It is totally fine that people feel that way. Let them say what they will. I believe that I am music and that in order to be music, I must organise my life so that all I have to do every day is be music. If in order to do that I have to utilise skills that I have which are not the exact skills that somebody else “thinks” I should utilise, so be it. All the things I am, are all things I am and can be. So I will be them, especially if it facilitates my development as a musician, as a professional musician, and as a being of music, light, and unity. Right now, I believe this is the path to find/ establish a platform to share all of the skills and ideas. Even/especially the ones that are a bit beyond the outside of the box!

You’re working on an album for 2018. What can people expect from that?

Yes! I’m really excited about the new original music for this project! I’m actually going to be releasing a few tunes next month. It’s definitely rock’n’roll based!! It is intense, high energy stuff! It’s tough for me to say a lot about it since I am so close to it. For this project, my goal is to put out music that sounds real, alive, raw, fresh, and has a message. I think it is coming together nicely. I perform all the instruments on the recordings. And, while I currently do live solo performances of the tunes, I will be looking to put together a band which I front as the Solo Trio to perform the music.

Dominic regularly releases new music via his Facebook page and YouTube channel. You can follow Dominic via twitter or sign up for updates his website.

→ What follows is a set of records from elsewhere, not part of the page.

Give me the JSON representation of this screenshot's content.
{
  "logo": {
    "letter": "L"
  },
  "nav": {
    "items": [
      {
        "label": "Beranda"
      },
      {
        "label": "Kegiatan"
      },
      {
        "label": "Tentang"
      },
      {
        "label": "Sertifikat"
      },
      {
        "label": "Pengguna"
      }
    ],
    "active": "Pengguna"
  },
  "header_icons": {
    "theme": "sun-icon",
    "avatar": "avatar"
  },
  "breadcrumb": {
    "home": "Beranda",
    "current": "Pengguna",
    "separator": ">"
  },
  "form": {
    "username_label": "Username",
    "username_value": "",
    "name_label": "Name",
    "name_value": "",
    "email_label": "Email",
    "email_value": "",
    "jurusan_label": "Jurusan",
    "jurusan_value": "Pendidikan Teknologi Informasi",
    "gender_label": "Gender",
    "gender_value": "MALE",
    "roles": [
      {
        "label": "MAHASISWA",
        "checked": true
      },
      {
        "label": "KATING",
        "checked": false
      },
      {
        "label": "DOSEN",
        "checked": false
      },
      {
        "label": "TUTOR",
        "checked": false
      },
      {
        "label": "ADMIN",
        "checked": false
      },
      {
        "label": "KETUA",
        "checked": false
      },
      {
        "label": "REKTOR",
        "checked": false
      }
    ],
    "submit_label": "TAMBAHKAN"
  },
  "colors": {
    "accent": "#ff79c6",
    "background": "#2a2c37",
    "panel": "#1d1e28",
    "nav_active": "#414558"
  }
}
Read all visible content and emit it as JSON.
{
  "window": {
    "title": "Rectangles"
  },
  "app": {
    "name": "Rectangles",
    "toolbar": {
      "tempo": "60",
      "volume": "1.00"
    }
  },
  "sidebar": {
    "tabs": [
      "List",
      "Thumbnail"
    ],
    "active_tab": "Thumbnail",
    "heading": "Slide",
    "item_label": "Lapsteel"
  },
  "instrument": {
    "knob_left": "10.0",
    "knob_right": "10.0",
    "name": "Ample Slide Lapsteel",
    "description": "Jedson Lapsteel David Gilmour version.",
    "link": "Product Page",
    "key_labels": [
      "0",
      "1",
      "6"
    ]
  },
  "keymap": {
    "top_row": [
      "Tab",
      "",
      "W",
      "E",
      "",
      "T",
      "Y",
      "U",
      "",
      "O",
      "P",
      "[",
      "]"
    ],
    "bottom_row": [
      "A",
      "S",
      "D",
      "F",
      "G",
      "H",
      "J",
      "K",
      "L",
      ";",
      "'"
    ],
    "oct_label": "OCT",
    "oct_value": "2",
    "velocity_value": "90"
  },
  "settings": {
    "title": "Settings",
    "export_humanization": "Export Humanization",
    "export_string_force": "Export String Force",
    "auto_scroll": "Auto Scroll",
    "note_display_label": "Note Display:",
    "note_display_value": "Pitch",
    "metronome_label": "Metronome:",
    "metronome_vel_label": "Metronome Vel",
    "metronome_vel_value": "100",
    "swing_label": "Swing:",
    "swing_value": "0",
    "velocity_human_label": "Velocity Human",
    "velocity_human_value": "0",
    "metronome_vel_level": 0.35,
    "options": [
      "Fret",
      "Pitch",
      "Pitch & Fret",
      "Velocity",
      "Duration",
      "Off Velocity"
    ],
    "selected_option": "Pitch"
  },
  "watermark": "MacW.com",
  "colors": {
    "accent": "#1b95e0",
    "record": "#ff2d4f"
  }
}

Rush: the story behind Tom Sawyer

Classic Rock

Classic Rock is the online home of the world's best rock'n'roll magazine. We bring you breaking news, exclusive interviews and behind-the-scenes features, as well as unrivalled access to the biggest names in rock music; from Led Zeppelin to Deep Purple, Guns N’ Roses to the Rolling Stones, AC/DC to the Sex Pistols, and everything in between. Our expert writers bring you the very best on established and emerging bands plus everything you need to know about the mightiest new music releases.